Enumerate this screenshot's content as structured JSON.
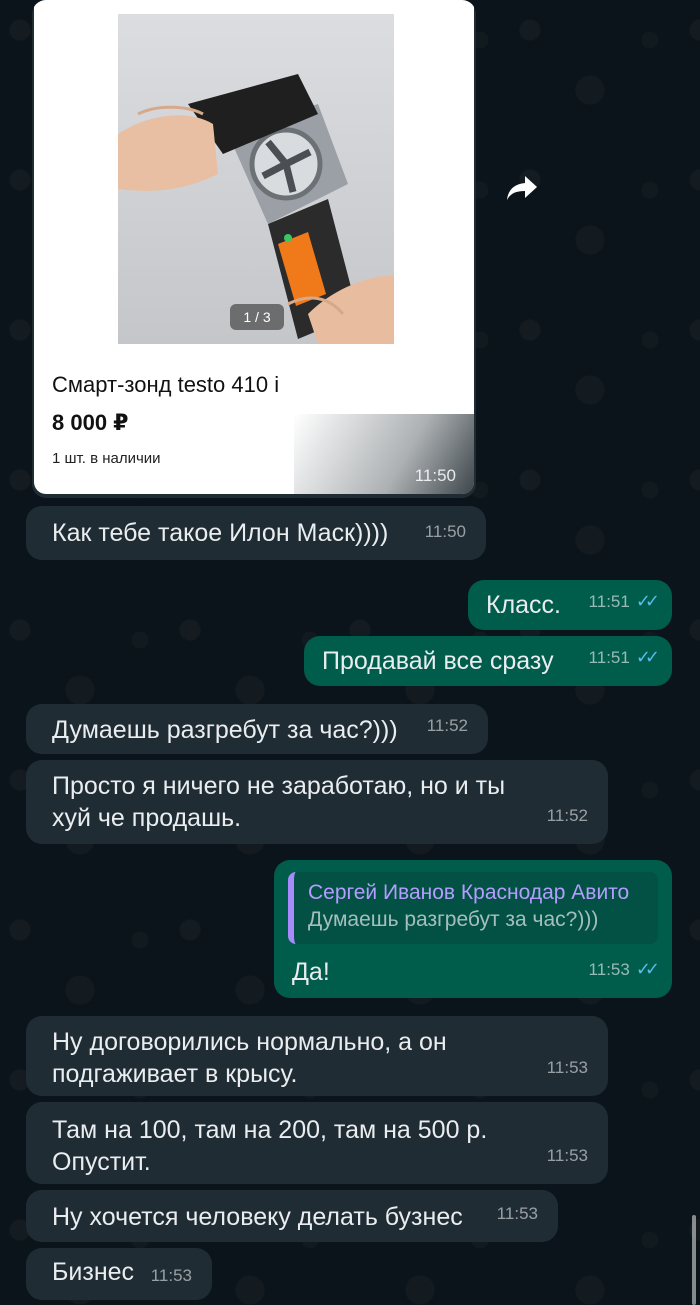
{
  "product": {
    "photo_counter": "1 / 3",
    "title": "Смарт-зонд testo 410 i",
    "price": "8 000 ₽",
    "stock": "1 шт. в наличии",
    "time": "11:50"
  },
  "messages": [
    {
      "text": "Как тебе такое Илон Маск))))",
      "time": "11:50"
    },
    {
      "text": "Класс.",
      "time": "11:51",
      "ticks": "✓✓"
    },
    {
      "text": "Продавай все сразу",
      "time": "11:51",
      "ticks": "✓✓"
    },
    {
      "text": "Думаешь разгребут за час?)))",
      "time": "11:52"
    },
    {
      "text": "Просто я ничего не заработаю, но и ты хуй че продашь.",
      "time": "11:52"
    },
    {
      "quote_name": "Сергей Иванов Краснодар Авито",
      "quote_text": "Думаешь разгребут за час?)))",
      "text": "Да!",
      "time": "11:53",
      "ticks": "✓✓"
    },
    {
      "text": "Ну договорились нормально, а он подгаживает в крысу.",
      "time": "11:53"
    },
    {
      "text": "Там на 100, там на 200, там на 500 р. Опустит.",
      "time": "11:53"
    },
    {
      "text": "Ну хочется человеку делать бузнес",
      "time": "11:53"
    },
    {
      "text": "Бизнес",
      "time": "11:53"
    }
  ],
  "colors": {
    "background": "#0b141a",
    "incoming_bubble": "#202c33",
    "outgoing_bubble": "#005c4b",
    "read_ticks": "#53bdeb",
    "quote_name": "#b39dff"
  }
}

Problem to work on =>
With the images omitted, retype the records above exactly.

Solution for this problem =>
Enumerate this screenshot's content as structured JSON.
{
  "product": {
    "photo_counter": "1 / 3",
    "title": "Смарт-зонд testo 410 i",
    "price": "8 000 ₽",
    "stock": "1 шт. в наличии",
    "time": "11:50"
  },
  "messages": [
    {
      "text": "Как тебе такое Илон Маск))))",
      "time": "11:50"
    },
    {
      "text": "Класс.",
      "time": "11:51",
      "ticks": "✓✓"
    },
    {
      "text": "Продавай все сразу",
      "time": "11:51",
      "ticks": "✓✓"
    },
    {
      "text": "Думаешь разгребут за час?)))",
      "time": "11:52"
    },
    {
      "text": "Просто я ничего не заработаю, но и ты хуй че продашь.",
      "time": "11:52"
    },
    {
      "quote_name": "Сергей Иванов Краснодар Авито",
      "quote_text": "Думаешь разгребут за час?)))",
      "text": "Да!",
      "time": "11:53",
      "ticks": "✓✓"
    },
    {
      "text": "Ну договорились нормально, а он подгаживает в крысу.",
      "time": "11:53"
    },
    {
      "text": "Там на 100, там на 200, там на 500 р. Опустит.",
      "time": "11:53"
    },
    {
      "text": "Ну хочется человеку делать бузнес",
      "time": "11:53"
    },
    {
      "text": "Бизнес",
      "time": "11:53"
    }
  ],
  "colors": {
    "background": "#0b141a",
    "incoming_bubble": "#202c33",
    "outgoing_bubble": "#005c4b",
    "read_ticks": "#53bdeb",
    "quote_name": "#b39dff"
  }
}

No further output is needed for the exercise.